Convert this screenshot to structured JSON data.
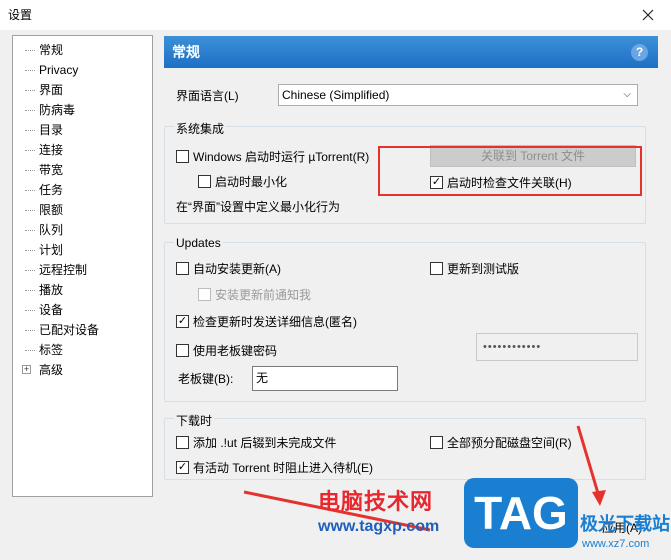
{
  "window": {
    "title": "设置"
  },
  "tree": {
    "items": [
      {
        "label": "常规"
      },
      {
        "label": "Privacy"
      },
      {
        "label": "界面"
      },
      {
        "label": "防病毒"
      },
      {
        "label": "目录"
      },
      {
        "label": "连接"
      },
      {
        "label": "带宽"
      },
      {
        "label": "任务"
      },
      {
        "label": "限额"
      },
      {
        "label": "队列"
      },
      {
        "label": "计划"
      },
      {
        "label": "远程控制"
      },
      {
        "label": "播放"
      },
      {
        "label": "设备"
      },
      {
        "label": "已配对设备"
      },
      {
        "label": "标签"
      },
      {
        "label": "高级",
        "toggle": "+"
      }
    ]
  },
  "panel": {
    "header": "常规",
    "help_icon": "?",
    "language": {
      "label": "界面语言(L)",
      "value": "Chinese (Simplified)"
    },
    "system": {
      "title": "系统集成",
      "start_with_windows": "Windows 启动时运行 µTorrent(R)",
      "start_minimized": "启动时最小化",
      "associate_button": "关联到 Torrent 文件",
      "check_association": "启动时检查文件关联(H)",
      "minimize_hint": "在“界面”设置中定义最小化行为"
    },
    "updates": {
      "title": "Updates",
      "auto_install": "自动安装更新(A)",
      "beta": "更新到测试版",
      "notify_before": "安装更新前通知我",
      "send_info": "检查更新时发送详细信息(匿名)",
      "boss_key_password": "使用老板键密码",
      "password_value": "••••••••••••",
      "boss_key_label": "老板键(B):",
      "boss_key_value": "无"
    },
    "downloads": {
      "title": "下载时",
      "add_ut": "添加 .!ut 后辍到未完成文件",
      "preallocate": "全部预分配磁盘空间(R)",
      "prevent_standby": "有活动 Torrent 时阻止进入待机(E)"
    }
  },
  "footer": {
    "apply": "应用(A)"
  },
  "watermark": {
    "brand": "电脑技术网",
    "url": "www.tagxp.com",
    "tag": "TAG",
    "site": "极光下载站",
    "site_url": "www.xz7.com"
  },
  "colors": {
    "header": "#1d6fc4",
    "highlight": "#e5322d",
    "arrow": "#e5322d"
  }
}
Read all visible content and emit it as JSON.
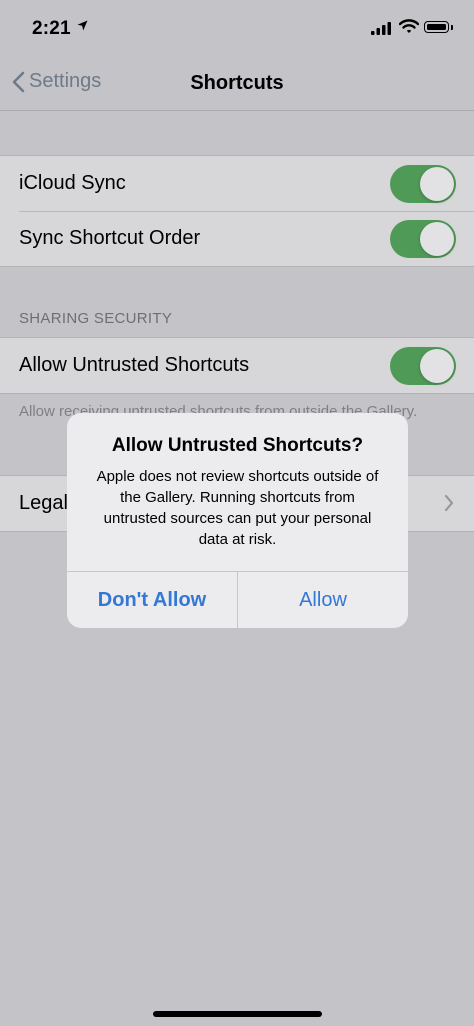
{
  "status_bar": {
    "time": "2:21",
    "location_icon": "location-arrow-icon"
  },
  "nav": {
    "back_label": "Settings",
    "title": "Shortcuts"
  },
  "sync_group": {
    "items": [
      {
        "label": "iCloud Sync",
        "toggle_on": true
      },
      {
        "label": "Sync Shortcut Order",
        "toggle_on": true
      }
    ]
  },
  "sharing_security": {
    "header": "SHARING SECURITY",
    "item": {
      "label": "Allow Untrusted Shortcuts",
      "toggle_on": true
    },
    "footer": "Allow receiving untrusted shortcuts from outside the Gallery."
  },
  "legal": {
    "label": "Legal"
  },
  "alert": {
    "title": "Allow Untrusted Shortcuts?",
    "message": "Apple does not review shortcuts outside of the Gallery. Running shortcuts from untrusted sources can put your personal data at risk.",
    "cancel_label": "Don't Allow",
    "confirm_label": "Allow"
  },
  "colors": {
    "toggle_on": "#4f9a57",
    "accent": "#3478d6",
    "dim_background": "#c4c4c8"
  }
}
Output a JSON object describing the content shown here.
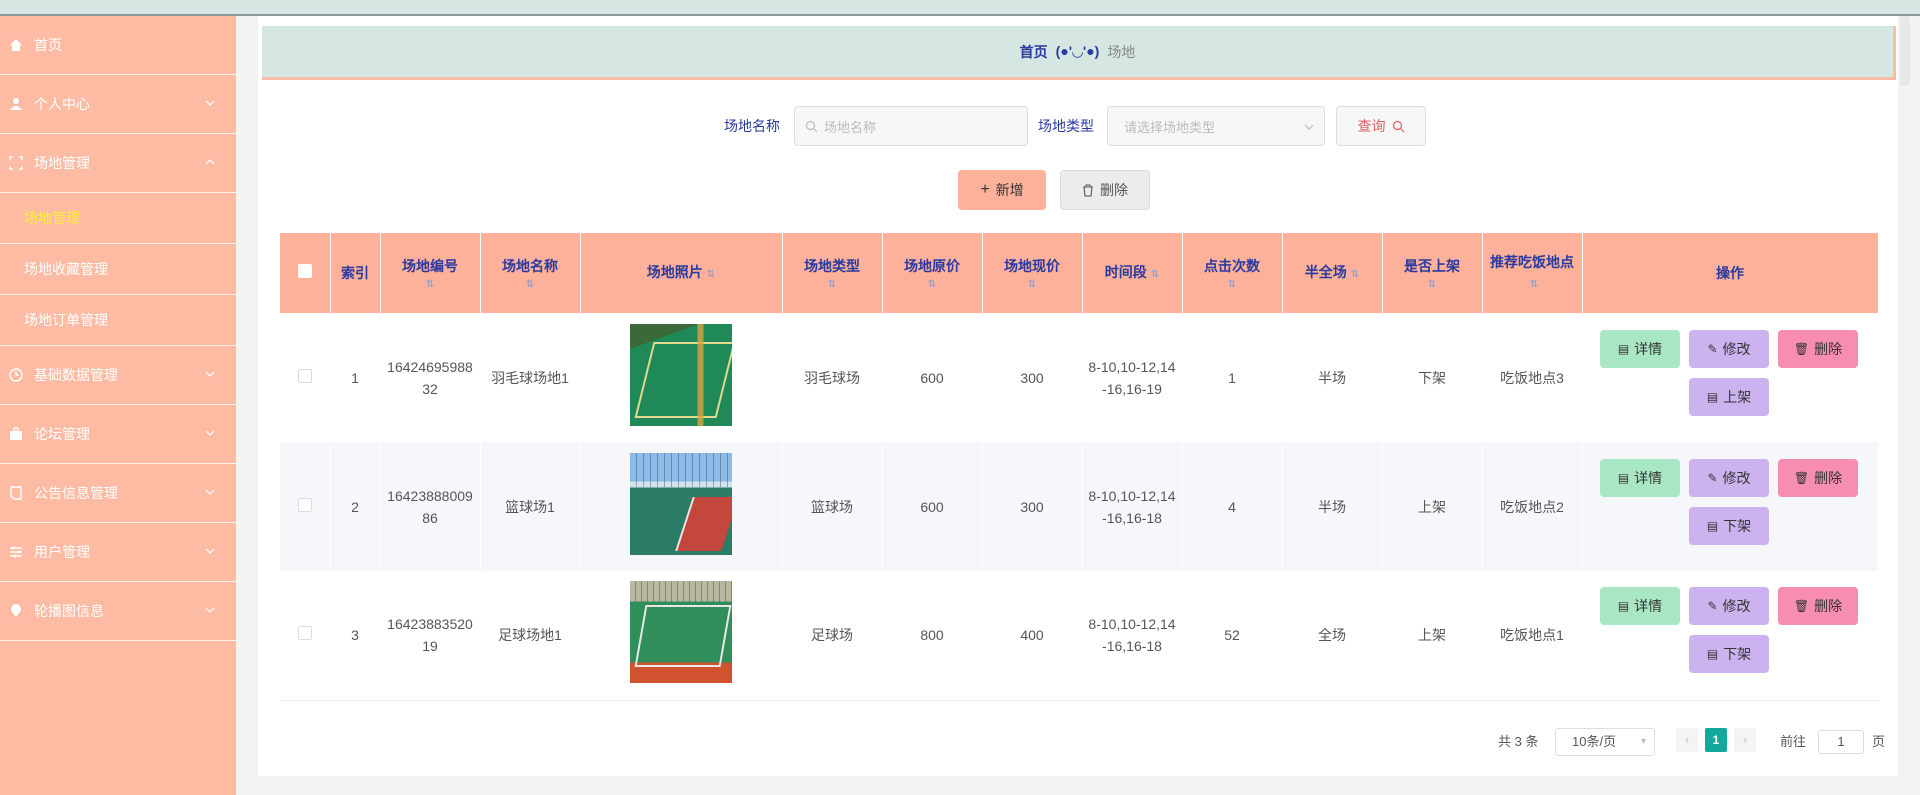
{
  "breadcrumb": {
    "home": "首页",
    "separator": "(●'◡'●)",
    "current": "场地"
  },
  "sidebar": {
    "items": [
      {
        "label": "首页",
        "icon": "home-icon"
      },
      {
        "label": "个人中心",
        "icon": "user-icon"
      },
      {
        "label": "场地管理",
        "icon": "frame-icon",
        "expanded": true,
        "children": [
          {
            "label": "场地管理",
            "active": true
          },
          {
            "label": "场地收藏管理"
          },
          {
            "label": "场地订单管理"
          }
        ]
      },
      {
        "label": "基础数据管理",
        "icon": "clock-icon"
      },
      {
        "label": "论坛管理",
        "icon": "briefcase-icon"
      },
      {
        "label": "公告信息管理",
        "icon": "document-icon"
      },
      {
        "label": "用户管理",
        "icon": "sliders-icon"
      },
      {
        "label": "轮播图信息",
        "icon": "location-icon"
      }
    ]
  },
  "search": {
    "name_label": "场地名称",
    "name_placeholder": "场地名称",
    "type_label": "场地类型",
    "type_placeholder": "请选择场地类型",
    "query_button": "查询"
  },
  "actions": {
    "add": "新增",
    "delete": "删除"
  },
  "table": {
    "headers": {
      "index": "索引",
      "code": "场地编号",
      "name": "场地名称",
      "photo": "场地照片",
      "type": "场地类型",
      "orig_price": "场地原价",
      "cur_price": "场地现价",
      "time": "时间段",
      "clicks": "点击次数",
      "half": "半全场",
      "shelf": "是否上架",
      "dining": "推荐吃饭地点",
      "ops": "操作"
    },
    "rows": [
      {
        "index": "1",
        "code": "1642469598832",
        "name": "羽毛球场地1",
        "photo": "badminton-court-photo",
        "type": "羽毛球场",
        "orig_price": "600",
        "cur_price": "300",
        "time": "8-10,10-12,14-16,16-19",
        "clicks": "1",
        "half": "半场",
        "shelf": "下架",
        "dining": "吃饭地点3",
        "shelf_action": "上架"
      },
      {
        "index": "2",
        "code": "1642388800986",
        "name": "篮球场1",
        "photo": "basketball-court-photo",
        "type": "篮球场",
        "orig_price": "600",
        "cur_price": "300",
        "time": "8-10,10-12,14-16,16-18",
        "clicks": "4",
        "half": "半场",
        "shelf": "上架",
        "dining": "吃饭地点2",
        "shelf_action": "下架"
      },
      {
        "index": "3",
        "code": "1642388352019",
        "name": "足球场地1",
        "photo": "soccer-field-photo",
        "type": "足球场",
        "orig_price": "800",
        "cur_price": "400",
        "time": "8-10,10-12,14-16,16-18",
        "clicks": "52",
        "half": "全场",
        "shelf": "上架",
        "dining": "吃饭地点1",
        "shelf_action": "下架"
      }
    ],
    "op_labels": {
      "detail": "详情",
      "edit": "修改",
      "delete": "删除"
    }
  },
  "pagination": {
    "total_text": "共 3 条",
    "page_size": "10条/页",
    "current_page": "1",
    "goto_label": "前往",
    "goto_value": "1",
    "goto_unit": "页"
  },
  "colors": {
    "sidebar_bg": "#fdbba4",
    "header_bg": "#fdb09a",
    "breadcrumb_bg": "#d5e6e3",
    "active_menu": "#ffee3a",
    "detail_btn": "#a9e6c4",
    "edit_btn": "#cdb2f0",
    "delete_btn": "#f78eb2",
    "page_active": "#13a89e"
  }
}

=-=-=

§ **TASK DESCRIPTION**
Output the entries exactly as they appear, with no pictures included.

§ **RESPONSE**
Convert this screenshot to structured JSON data.
{
  "window": {
    "title": "设置"
  },
  "tree": {
    "items": [
      {
        "label": "常规"
      },
      {
        "label": "Privacy"
      },
      {
        "label": "界面"
      },
      {
        "label": "防病毒"
      },
      {
        "label": "目录"
      },
      {
        "label": "连接"
      },
      {
        "label": "带宽"
      },
      {
        "label": "任务"
      },
      {
        "label": "限额"
      },
      {
        "label": "队列"
      },
      {
        "label": "计划"
      },
      {
        "label": "远程控制"
      },
      {
        "label": "播放"
      },
      {
        "label": "设备"
      },
      {
        "label": "已配对设备"
      },
      {
        "label": "标签"
      },
      {
        "label": "高级",
        "toggle": "+"
      }
    ]
  },
  "panel": {
    "header": "常规",
    "help_icon": "?",
    "language": {
      "label": "界面语言(L)",
      "value": "Chinese (Simplified)"
    },
    "system": {
      "title": "系统集成",
      "start_with_windows": "Windows 启动时运行 µTorrent(R)",
      "start_minimized": "启动时最小化",
      "associate_button": "关联到 Torrent 文件",
      "check_association": "启动时检查文件关联(H)",
      "minimize_hint": "在“界面”设置中定义最小化行为"
    },
    "updates": {
      "title": "Updates",
      "auto_install": "自动安装更新(A)",
      "beta": "更新到测试版",
      "notify_before": "安装更新前通知我",
      "send_info": "检查更新时发送详细信息(匿名)",
      "boss_key_password": "使用老板键密码",
      "password_value": "••••••••••••",
      "boss_key_label": "老板键(B):",
      "boss_key_value": "无"
    },
    "downloads": {
      "title": "下载时",
      "add_ut": "添加 .!ut 后辍到未完成文件",
      "preallocate": "全部预分配磁盘空间(R)",
      "prevent_standby": "有活动 Torrent 时阻止进入待机(E)"
    }
  },
  "footer": {
    "apply": "应用(A)"
  },
  "watermark": {
    "brand": "电脑技术网",
    "url": "www.tagxp.com",
    "tag": "TAG",
    "site": "极光下载站",
    "site_url": "www.xz7.com"
  },
  "colors": {
    "header": "#1d6fc4",
    "highlight": "#e5322d",
    "arrow": "#e5322d"
  }
}
Read all visible content and emit it as JSON.
{
  "status_bar": {
    "time": "2:21",
    "location_icon": "location-arrow-icon"
  },
  "nav": {
    "back_label": "Settings",
    "title": "Shortcuts"
  },
  "sync_group": {
    "items": [
      {
        "label": "iCloud Sync",
        "toggle_on": true
      },
      {
        "label": "Sync Shortcut Order",
        "toggle_on": true
      }
    ]
  },
  "sharing_security": {
    "header": "SHARING SECURITY",
    "item": {
      "label": "Allow Untrusted Shortcuts",
      "toggle_on": true
    },
    "footer": "Allow receiving untrusted shortcuts from outside the Gallery."
  },
  "legal": {
    "label": "Legal"
  },
  "alert": {
    "title": "Allow Untrusted Shortcuts?",
    "message": "Apple does not review shortcuts outside of the Gallery. Running shortcuts from untrusted sources can put your personal data at risk.",
    "cancel_label": "Don't Allow",
    "confirm_label": "Allow"
  },
  "colors": {
    "toggle_on": "#4f9a57",
    "accent": "#3478d6",
    "dim_background": "#c4c4c8"
  }
}
Output a JSON object describing the content shown here.
{
  "breadcrumb": {
    "home": "首页",
    "separator": "(●'◡'●)",
    "current": "场地"
  },
  "sidebar": {
    "items": [
      {
        "label": "首页",
        "icon": "home-icon"
      },
      {
        "label": "个人中心",
        "icon": "user-icon"
      },
      {
        "label": "场地管理",
        "icon": "frame-icon",
        "expanded": true,
        "children": [
          {
            "label": "场地管理",
            "active": true
          },
          {
            "label": "场地收藏管理"
          },
          {
            "label": "场地订单管理"
          }
        ]
      },
      {
        "label": "基础数据管理",
        "icon": "clock-icon"
      },
      {
        "label": "论坛管理",
        "icon": "briefcase-icon"
      },
      {
        "label": "公告信息管理",
        "icon": "document-icon"
      },
      {
        "label": "用户管理",
        "icon": "sliders-icon"
      },
      {
        "label": "轮播图信息",
        "icon": "location-icon"
      }
    ]
  },
  "search": {
    "name_label": "场地名称",
    "name_placeholder": "场地名称",
    "type_label": "场地类型",
    "type_placeholder": "请选择场地类型",
    "query_button": "查询"
  },
  "actions": {
    "add": "新增",
    "delete": "删除"
  },
  "table": {
    "headers": {
      "index": "索引",
      "code": "场地编号",
      "name": "场地名称",
      "photo": "场地照片",
      "type": "场地类型",
      "orig_price": "场地原价",
      "cur_price": "场地现价",
      "time": "时间段",
      "clicks": "点击次数",
      "half": "半全场",
      "shelf": "是否上架",
      "dining": "推荐吃饭地点",
      "ops": "操作"
    },
    "rows": [
      {
        "index": "1",
        "code": "1642469598832",
        "name": "羽毛球场地1",
        "photo": "badminton-court-photo",
        "type": "羽毛球场",
        "orig_price": "600",
        "cur_price": "300",
        "time": "8-10,10-12,14-16,16-19",
        "clicks": "1",
        "half": "半场",
        "shelf": "下架",
        "dining": "吃饭地点3",
        "shelf_action": "上架"
      },
      {
        "index": "2",
        "code": "1642388800986",
        "name": "篮球场1",
        "photo": "basketball-court-photo",
        "type": "篮球场",
        "orig_price": "600",
        "cur_price": "300",
        "time": "8-10,10-12,14-16,16-18",
        "clicks": "4",
        "half": "半场",
        "shelf": "上架",
        "dining": "吃饭地点2",
        "shelf_action": "下架"
      },
      {
        "index": "3",
        "code": "1642388352019",
        "name": "足球场地1",
        "photo": "soccer-field-photo",
        "type": "足球场",
        "orig_price": "800",
        "cur_price": "400",
        "time": "8-10,10-12,14-16,16-18",
        "clicks": "52",
        "half": "全场",
        "shelf": "上架",
        "dining": "吃饭地点1",
        "shelf_action": "下架"
      }
    ],
    "op_labels": {
      "detail": "详情",
      "edit": "修改",
      "delete": "删除"
    }
  },
  "pagination": {
    "total_text": "共 3 条",
    "page_size": "10条/页",
    "current_page": "1",
    "goto_label": "前往",
    "goto_value": "1",
    "goto_unit": "页"
  },
  "colors": {
    "sidebar_bg": "#fdbba4",
    "header_bg": "#fdb09a",
    "breadcrumb_bg": "#d5e6e3",
    "active_menu": "#ffee3a",
    "detail_btn": "#a9e6c4",
    "edit_btn": "#cdb2f0",
    "delete_btn": "#f78eb2",
    "page_active": "#13a89e"
  }
}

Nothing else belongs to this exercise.